§ Aim of the task
Your answer should be every line below that includes the word "name".

(Task material)

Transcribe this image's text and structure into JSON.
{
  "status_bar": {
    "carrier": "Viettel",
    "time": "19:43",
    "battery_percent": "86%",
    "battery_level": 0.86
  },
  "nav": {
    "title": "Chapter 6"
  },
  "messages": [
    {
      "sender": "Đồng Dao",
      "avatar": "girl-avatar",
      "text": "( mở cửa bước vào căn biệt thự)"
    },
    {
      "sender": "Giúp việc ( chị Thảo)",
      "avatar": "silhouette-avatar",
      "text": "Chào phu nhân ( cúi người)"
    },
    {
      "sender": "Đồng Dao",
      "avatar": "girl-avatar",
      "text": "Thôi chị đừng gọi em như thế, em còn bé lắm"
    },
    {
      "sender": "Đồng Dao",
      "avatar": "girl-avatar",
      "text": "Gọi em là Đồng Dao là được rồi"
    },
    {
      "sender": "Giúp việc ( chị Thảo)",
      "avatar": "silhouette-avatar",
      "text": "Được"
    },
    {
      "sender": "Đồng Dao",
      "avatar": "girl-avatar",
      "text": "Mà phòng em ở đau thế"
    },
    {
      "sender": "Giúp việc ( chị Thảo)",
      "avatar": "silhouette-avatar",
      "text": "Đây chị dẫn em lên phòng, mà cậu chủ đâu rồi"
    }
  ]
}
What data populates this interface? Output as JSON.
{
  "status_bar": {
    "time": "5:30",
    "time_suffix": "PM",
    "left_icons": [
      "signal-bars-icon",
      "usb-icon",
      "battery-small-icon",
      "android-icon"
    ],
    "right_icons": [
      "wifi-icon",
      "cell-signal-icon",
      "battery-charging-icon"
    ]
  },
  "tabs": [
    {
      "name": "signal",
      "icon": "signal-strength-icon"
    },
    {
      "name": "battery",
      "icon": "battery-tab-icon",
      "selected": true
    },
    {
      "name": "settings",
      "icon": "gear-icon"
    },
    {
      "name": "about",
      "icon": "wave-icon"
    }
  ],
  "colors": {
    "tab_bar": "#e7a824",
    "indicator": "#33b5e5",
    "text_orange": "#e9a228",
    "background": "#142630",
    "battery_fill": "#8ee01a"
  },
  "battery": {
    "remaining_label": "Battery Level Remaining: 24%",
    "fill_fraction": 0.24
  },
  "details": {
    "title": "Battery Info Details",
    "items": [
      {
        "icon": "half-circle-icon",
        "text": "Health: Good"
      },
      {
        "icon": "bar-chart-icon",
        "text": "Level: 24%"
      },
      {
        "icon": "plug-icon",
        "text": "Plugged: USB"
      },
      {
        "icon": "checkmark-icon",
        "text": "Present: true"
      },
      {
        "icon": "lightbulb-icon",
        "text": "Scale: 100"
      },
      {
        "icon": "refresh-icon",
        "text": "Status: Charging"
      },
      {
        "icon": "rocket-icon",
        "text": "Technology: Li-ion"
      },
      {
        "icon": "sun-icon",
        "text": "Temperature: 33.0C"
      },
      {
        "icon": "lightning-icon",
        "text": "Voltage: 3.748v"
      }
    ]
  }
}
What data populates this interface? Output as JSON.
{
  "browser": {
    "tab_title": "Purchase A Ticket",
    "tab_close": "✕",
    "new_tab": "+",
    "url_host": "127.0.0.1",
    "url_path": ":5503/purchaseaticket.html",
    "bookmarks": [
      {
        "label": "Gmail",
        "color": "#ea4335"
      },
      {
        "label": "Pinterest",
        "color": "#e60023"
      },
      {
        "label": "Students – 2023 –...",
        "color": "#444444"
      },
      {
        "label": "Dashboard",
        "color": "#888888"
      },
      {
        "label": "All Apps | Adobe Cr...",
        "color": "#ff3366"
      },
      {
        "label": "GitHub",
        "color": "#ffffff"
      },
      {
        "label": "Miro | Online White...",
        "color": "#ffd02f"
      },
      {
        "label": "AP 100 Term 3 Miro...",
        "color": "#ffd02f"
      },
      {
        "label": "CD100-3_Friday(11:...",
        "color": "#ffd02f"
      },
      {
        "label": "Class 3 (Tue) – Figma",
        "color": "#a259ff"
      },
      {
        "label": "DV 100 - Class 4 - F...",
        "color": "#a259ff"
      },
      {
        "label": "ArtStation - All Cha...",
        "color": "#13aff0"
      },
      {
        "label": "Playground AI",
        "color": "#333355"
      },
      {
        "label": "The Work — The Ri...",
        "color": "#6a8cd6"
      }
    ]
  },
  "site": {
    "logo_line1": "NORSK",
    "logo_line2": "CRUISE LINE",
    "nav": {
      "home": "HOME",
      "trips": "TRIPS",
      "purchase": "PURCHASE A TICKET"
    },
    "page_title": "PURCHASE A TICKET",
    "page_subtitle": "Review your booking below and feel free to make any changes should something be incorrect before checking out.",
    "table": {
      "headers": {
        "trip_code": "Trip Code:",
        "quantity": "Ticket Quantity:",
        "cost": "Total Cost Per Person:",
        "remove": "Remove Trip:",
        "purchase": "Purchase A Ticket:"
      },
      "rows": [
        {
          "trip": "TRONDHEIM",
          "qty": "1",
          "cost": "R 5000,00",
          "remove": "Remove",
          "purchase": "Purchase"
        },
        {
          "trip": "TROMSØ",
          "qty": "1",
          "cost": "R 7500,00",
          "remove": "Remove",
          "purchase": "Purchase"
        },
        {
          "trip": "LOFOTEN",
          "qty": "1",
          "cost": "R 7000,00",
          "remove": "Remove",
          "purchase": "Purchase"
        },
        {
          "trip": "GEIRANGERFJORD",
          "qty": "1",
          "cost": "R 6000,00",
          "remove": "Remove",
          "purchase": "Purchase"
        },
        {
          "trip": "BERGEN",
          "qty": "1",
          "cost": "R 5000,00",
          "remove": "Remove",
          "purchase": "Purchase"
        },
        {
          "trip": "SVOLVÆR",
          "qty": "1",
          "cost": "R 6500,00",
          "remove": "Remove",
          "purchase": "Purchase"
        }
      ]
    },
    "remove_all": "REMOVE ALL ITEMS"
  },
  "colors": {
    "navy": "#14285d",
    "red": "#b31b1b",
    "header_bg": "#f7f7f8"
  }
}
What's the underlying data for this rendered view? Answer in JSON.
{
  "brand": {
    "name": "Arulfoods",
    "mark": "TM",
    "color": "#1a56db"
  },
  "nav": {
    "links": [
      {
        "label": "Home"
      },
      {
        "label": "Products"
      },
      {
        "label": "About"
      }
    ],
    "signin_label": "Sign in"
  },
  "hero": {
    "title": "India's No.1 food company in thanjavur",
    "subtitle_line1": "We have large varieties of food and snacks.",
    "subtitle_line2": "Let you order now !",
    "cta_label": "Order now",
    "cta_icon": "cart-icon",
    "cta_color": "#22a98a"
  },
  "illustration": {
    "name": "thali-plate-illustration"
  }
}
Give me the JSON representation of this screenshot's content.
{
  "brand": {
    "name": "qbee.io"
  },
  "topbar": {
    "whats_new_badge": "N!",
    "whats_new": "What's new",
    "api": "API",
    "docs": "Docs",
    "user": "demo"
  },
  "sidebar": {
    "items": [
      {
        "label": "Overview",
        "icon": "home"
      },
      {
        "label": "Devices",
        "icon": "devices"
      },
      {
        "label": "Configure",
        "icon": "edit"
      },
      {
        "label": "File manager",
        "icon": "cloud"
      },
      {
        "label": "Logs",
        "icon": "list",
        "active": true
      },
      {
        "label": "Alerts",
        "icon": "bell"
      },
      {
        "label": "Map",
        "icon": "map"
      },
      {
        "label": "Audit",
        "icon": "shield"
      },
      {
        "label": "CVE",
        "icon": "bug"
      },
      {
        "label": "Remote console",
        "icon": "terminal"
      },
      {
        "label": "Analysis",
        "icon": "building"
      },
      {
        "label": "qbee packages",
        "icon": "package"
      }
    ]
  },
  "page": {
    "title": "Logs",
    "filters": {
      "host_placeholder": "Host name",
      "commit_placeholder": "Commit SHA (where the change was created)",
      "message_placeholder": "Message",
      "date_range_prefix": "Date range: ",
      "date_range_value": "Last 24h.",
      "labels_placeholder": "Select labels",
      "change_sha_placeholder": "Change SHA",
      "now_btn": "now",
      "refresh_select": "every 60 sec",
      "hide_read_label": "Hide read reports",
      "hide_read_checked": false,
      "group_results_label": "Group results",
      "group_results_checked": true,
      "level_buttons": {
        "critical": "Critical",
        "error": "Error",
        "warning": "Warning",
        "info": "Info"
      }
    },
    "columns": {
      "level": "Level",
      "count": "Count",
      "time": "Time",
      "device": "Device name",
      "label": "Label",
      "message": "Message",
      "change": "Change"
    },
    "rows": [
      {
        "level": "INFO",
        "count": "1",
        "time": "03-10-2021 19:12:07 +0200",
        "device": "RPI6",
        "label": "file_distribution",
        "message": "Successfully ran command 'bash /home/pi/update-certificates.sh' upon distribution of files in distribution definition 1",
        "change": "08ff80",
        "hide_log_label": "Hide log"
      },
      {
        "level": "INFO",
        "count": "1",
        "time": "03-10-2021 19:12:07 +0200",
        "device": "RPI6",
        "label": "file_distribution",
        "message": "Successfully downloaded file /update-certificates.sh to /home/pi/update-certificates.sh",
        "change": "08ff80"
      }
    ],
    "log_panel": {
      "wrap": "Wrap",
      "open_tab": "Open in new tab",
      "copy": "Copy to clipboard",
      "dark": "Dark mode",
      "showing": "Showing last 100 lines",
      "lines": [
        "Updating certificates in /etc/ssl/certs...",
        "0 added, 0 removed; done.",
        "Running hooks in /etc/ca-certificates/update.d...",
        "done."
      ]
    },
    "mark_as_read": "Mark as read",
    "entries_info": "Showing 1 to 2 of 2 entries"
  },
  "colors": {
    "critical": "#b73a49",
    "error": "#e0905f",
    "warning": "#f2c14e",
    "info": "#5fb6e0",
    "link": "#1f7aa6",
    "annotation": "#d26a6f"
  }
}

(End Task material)

§ Task solution
      "name": "signal",
      "name": "battery",
      "name": "settings",
      "name": "about",
    "name": "Arulfoods",
    "name": "thali-plate-illustration"
    "name": "qbee.io"
      "host_placeholder": "Host name",
      "device": "Device name",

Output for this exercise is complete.